- Efficiency: 98.8 percent of funding went to program expenses, with 1 percent dedicated to administrative and fundraising.
- In the past 10 years, each dollar spent has provided up to $30 (wholesale) of medical material aid specifically requested by in-country health professionals to care for patients.
- Transparency: Direct Relief provides a map detailing where it delivers its supplies and how much it spends on each kind.
- Proven Track Record: Direct experience with large-scale emergencies in Asia, including the Indian Ocean earthquake and tsunami of 2004. This will help guide them to best plan and execute a recovery strategy.
- Charity Navigator: Direct Relief is a 4-Star Charity, which is labeled as “Exceptional: Exceeds industry standards and outperforms most charities in its cause.”
There will be a $10 donation entrance fee, and attendees will be allowed to stay in Voyeur when it opens to the public as a club at 11:00 p.m. Proceeds from art sales will also go to support relief efforts in Japan. Do good, people!
When I first walked into Eveleigh (“ever-lee”), I couldn’t believe this rustic-looking restaurant sat on the Sunset Strip. It was way too laid-back. The reclaimed and repurposed wood, the communal tables, the live lemon trees and the open-air dining room made me feel more as if I were in Napa than smack in the middle of the trendiest part of West Hollywood. That’s a good thing, by the way.
Fresheast in West Hollywood is a newish fast-casual concept featuring a healthful pan-Asian menu. Located in a Pavilions shopping center – which means free parking, a rarity in WeHo – Fresheast offers dishes with Chinese, Korean, Japanese, Thai and Indian elements, but with a decidedly L.A. flair (quinoa, anyone?).
We were recently invited to sample Fresheast’s dinner menu conceived by Executive Chef Jonathan Schwichtenberg. We appreciated the many options – you can choose from white or brown rice, baby greens or the fluffiest quinoa ever made to go with your proteins, which include the common chicken and beef to the less-common lamb, paneer cheese and tofu.
A high-profile Disney film wouldn’t be complete without a line of Disney Couture to complement it, and “Toy Story 3″ is no exception.

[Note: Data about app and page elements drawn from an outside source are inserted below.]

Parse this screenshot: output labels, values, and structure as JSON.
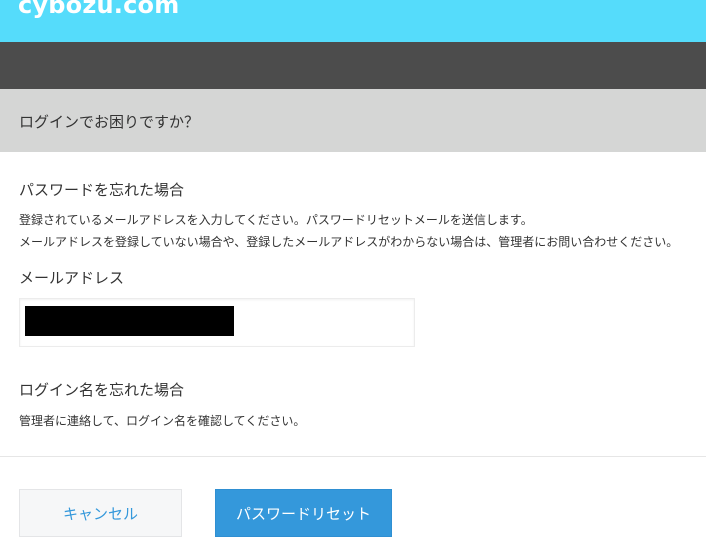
{
  "header": {
    "logo_text": "cybozu.com",
    "page_title": "ログインでお困りですか？"
  },
  "forgot_password": {
    "heading": "パスワードを忘れた場合",
    "desc_line1": "登録されているメールアドレスを入力してください。パスワードリセットメールを送信します。",
    "desc_line2": "メールアドレスを登録していない場合や、登録したメールアドレスがわからない場合は、管理者にお問い合わせください。",
    "email_label": "メールアドレス",
    "email_value": ""
  },
  "forgot_login": {
    "heading": "ログイン名を忘れた場合",
    "desc": "管理者に連絡して、ログイン名を確認してください。"
  },
  "buttons": {
    "cancel_label": "キャンセル",
    "reset_label": "パスワードリセット"
  },
  "colors": {
    "top_bar": "#55dcfb",
    "dark_bar": "#4c4c4c",
    "title_bar": "#d5d6d5",
    "accent": "#3498db"
  }
}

For its latest animated feature, Disney recruited designers to come up with a line of fancy T-shirts featuring some of the movie franchise’s most recognizable characters.
House of Holland designed a Jessie-inspired shirt ($108) that’s made out of a sweatshirt-like material, while Cassette Playa made a Buzz Lightyear shirt ($84) light as a feather. There’s also a Jonathan Saunders-designed black-and-white Rex shirt ($84). You can find all the shirts for sale at Revolve.
To launch the T-shirt line, Disney and Revolve hosted a party at the retailer’s shop in West Hollywood complete with tray-passed appetizers, wine and a candy buffet (score!). Celebrities were in attendance, including Cheryl Burke from “Dancing With the Stars,” actress Krysten Ritter and my personal favorite model Agyness Deyn.
My only issue with these Toy Story-inspired shirts are the prices. Nothing less than $70? Really? I understand that these are designer and all, but they’re T-shirts. I wouldn’t pay that much for a T-shirt from any designer, no matter how soft and comfortable it may be (which some of these shirts are), but that’s just me. I could understand the high price tags of the Alice in Wonderland Disney Couture items because of the obvious skill that went into each item, but I just can’t justify paying nearly $100 for a T-shirt. These Toy Story shirts are cute, though…